“That was great, Stan. Really something.”
“Yes, well, thank you.” He shifted on the couch and raised a lazy paw to his ear. “I feared I’d grown a bit rusty since my days at the BBC, but it’s nice to see that I’ve still ‘got it,’ as you Yanks like to say.”
“Absolutely. And your singing voice has never sounded better.”
“Cheers.” He rolled over onto his back. “So tell me,” he said, “What’s all this business about raising cash, anyway?”
“Well, we’ve got to get to New York in January to do this album. It’s not free, you know.”
“Yes, but… twenty grand? My lady friend Pasha makes music in her parlor with a computer and a keyboard. I’ve heard it. Takes me straight back to my days at the Berlin Correspondent’s Club. Lovely stuff.”
“I’m sure it’s great. But I have to make music with other people. It’s all about interaction for me. I need a studio, an engineer and excellent musicians..."

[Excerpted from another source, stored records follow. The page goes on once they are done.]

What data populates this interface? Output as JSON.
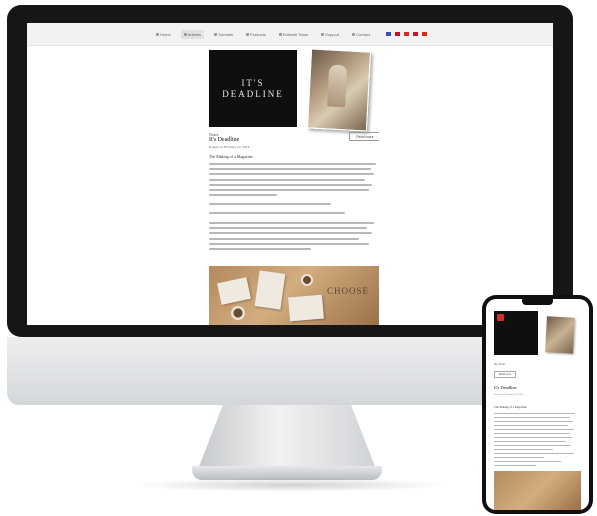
{
  "nav": {
    "items": [
      {
        "label": "Home",
        "icon": "home-icon"
      },
      {
        "label": "Articles",
        "icon": "document-icon"
      },
      {
        "label": "Tutorials",
        "icon": "book-icon"
      },
      {
        "label": "Products",
        "icon": "box-icon"
      },
      {
        "label": "Editorial Team",
        "icon": "people-icon"
      },
      {
        "label": "Support",
        "icon": "help-icon"
      },
      {
        "label": "Contact",
        "icon": "mail-icon"
      }
    ],
    "flag_colors": [
      "#3b4ea8",
      "#c8102e",
      "#d52b1e",
      "#ce1126",
      "#de2910"
    ]
  },
  "article": {
    "cover_line1": "IT'S",
    "cover_line2": "DEADLINE",
    "author_small": "Notes",
    "title": "It's Deadline",
    "meta": "Posted on February 22, 2018",
    "button_label": "Read more",
    "section_heading": "The Making of a Magazine",
    "photo_word": "CHOOSE"
  },
  "mobile": {
    "author_small": "By Notes",
    "button_label": "Read more",
    "title": "It's Deadline",
    "meta": "Posted on February 22, 2018",
    "section_heading": "The Making of a Magazine"
  },
  "colors": {
    "bezel": "#161616",
    "accent_red": "#d23030"
  }
}
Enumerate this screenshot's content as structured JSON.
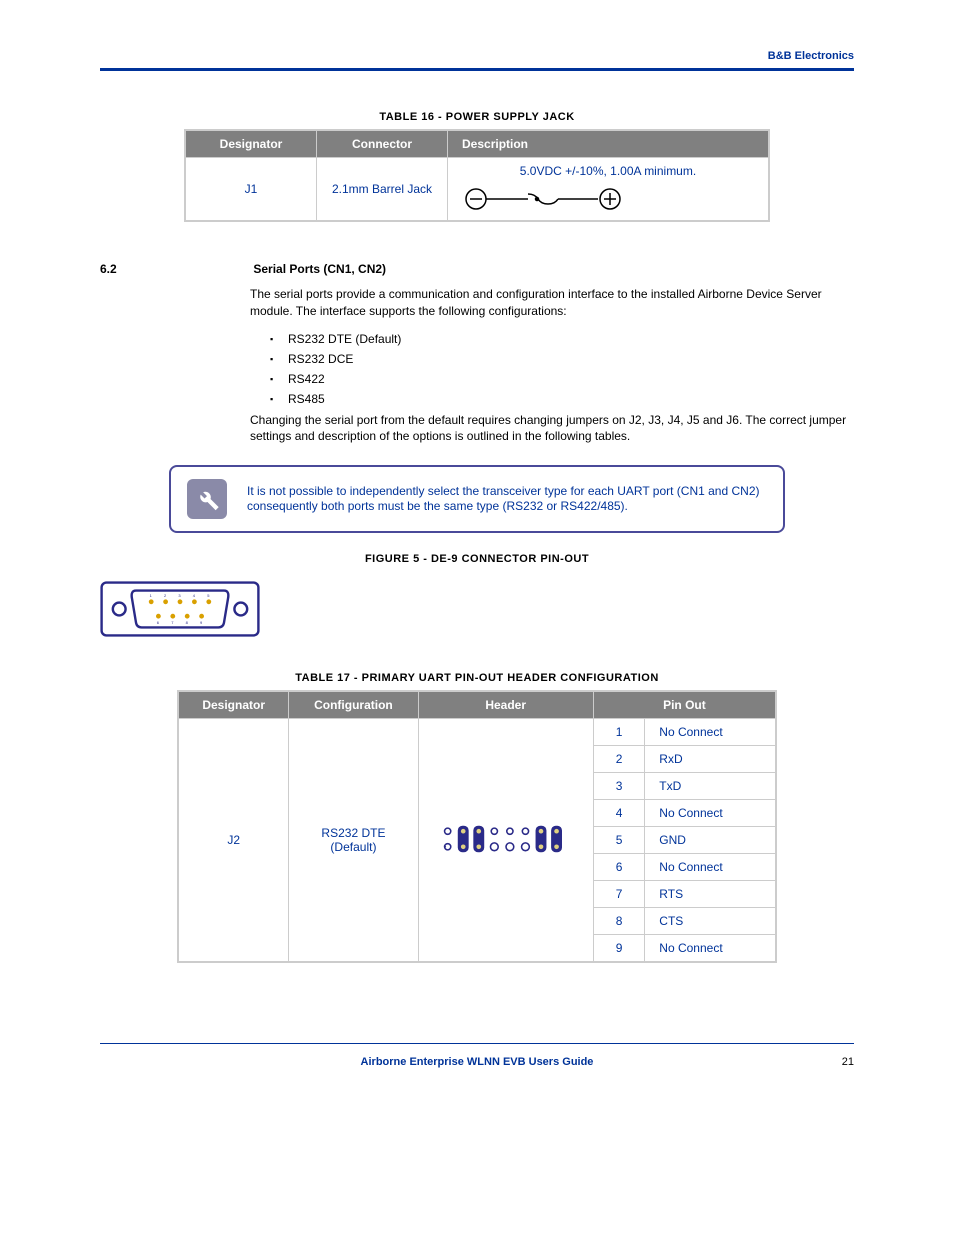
{
  "header": {
    "company": "B&B Electronics"
  },
  "table16": {
    "caption": "TABLE 16 - POWER SUPPLY JACK",
    "cols": {
      "c1": "Designator",
      "c2": "Connector",
      "c3": "Description"
    },
    "row": {
      "designator": "J1",
      "connector": "2.1mm Barrel Jack",
      "description": "5.0VDC +/-10%, 1.00A minimum."
    }
  },
  "section": {
    "num": "6.2",
    "title": "Serial Ports (CN1, CN2)",
    "para1": "The serial ports provide a communication and configuration interface to the installed Airborne Device Server module. The interface supports the following configurations:",
    "features": [
      "RS232 DTE (Default)",
      "RS232 DCE",
      "RS422",
      "RS485"
    ],
    "para2": "Changing the serial port from the default requires changing jumpers on J2, J3, J4, J5 and J6. The correct jumper settings and description of the options is outlined in the following tables."
  },
  "note": {
    "text": "It is not possible to independently select the transceiver type for each UART port (CN1 and CN2) consequently both ports must be the same type (RS232 or RS422/485)."
  },
  "figure5": {
    "caption": "FIGURE 5 - DE-9 CONNECTOR PIN-OUT"
  },
  "table17": {
    "caption": "TABLE 17 - PRIMARY UART PIN-OUT HEADER CONFIGURATION",
    "cols": {
      "c1": "Designator",
      "c2": "Configuration",
      "c3": "Header",
      "c4": "Pin Out"
    },
    "designator": "J2",
    "config": "RS232 DTE (Default)",
    "pins": [
      {
        "num": "1",
        "name": "No Connect"
      },
      {
        "num": "2",
        "name": "RxD"
      },
      {
        "num": "3",
        "name": "TxD"
      },
      {
        "num": "4",
        "name": "No Connect"
      },
      {
        "num": "5",
        "name": "GND"
      },
      {
        "num": "6",
        "name": "No Connect"
      },
      {
        "num": "7",
        "name": "RTS"
      },
      {
        "num": "8",
        "name": "CTS"
      },
      {
        "num": "9",
        "name": "No Connect"
      }
    ]
  },
  "footer": {
    "title": "Airborne Enterprise WLNN EVB Users Guide",
    "page": "21"
  }
}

"Like this Eubanks fellow," he asserted. "I'm told he plays a drum kit of fine pewter. And Monsieur Schlesinger... those Grammy winners don't just materialize from the ether, do they?"
"No. Plus, we’ll have to get discs manufactured, pay for some promotion, et cetera. When you start adding it up, twenty large isn’t so much money. Not to mention your travel expenses to New York.”
“Which shall be extravagant.”
“What’s this one going to be about then?”
“Well, it’s going to be called ‘Dudes.’ Most of the songs are stories about different guys and their interactions with the world.”
“Bit sexist, isn’t it?” He rolled over and fixed me with an unwavering stare. “The 80’s are over, my boy.”
“Don’t worry, there’s plenty of stuff for the ladies, too.”
“Yes, I suppose there will be a generous measure of that embarrassingly high, feminine singing you do.”
“Well… not just that, but there are plenty of women in the stories, you know.”
“Fine then. Just as long as you’ve not forgotten about your base. Ol’ Stanley does like his kibbles and bits… and drinks, you know.” He grinned mischievously. “Speaking of… would you mind?”
I walked to the liquor cabinet and poured him a shot of E&J.
“Fantastic,” he exclaimed, extracting his tongue from the bottom of the shot glass. “So what happens if you don’t raise the money?”
I had considered this possibility. “I’m not sure. It's an all-or-nothing proposition. If we don't raise the twenty K, we don't get anything. ”
Stan stared out the window toward the tree line. “Our forces may be small, but they are powerful. Never underestimate the power of pride and determination, my boy. That’s the old Dunkirk Spirit.”
“Nevermind.” He hopped off the couch. “Fire up the leash and take us for a walk, will you? All of this chatter’s put me in a right mood for a stroll.”
“OK,” I said, following him towards the door. “So, you think we can do this?” I fastened the leash to his collar.
“Not a doubt in my mind, old boy,” he said, wagging his tail vigorously as he yanked me out onto the sidewalk. “Not a doubt in my mind!”
- (58 days)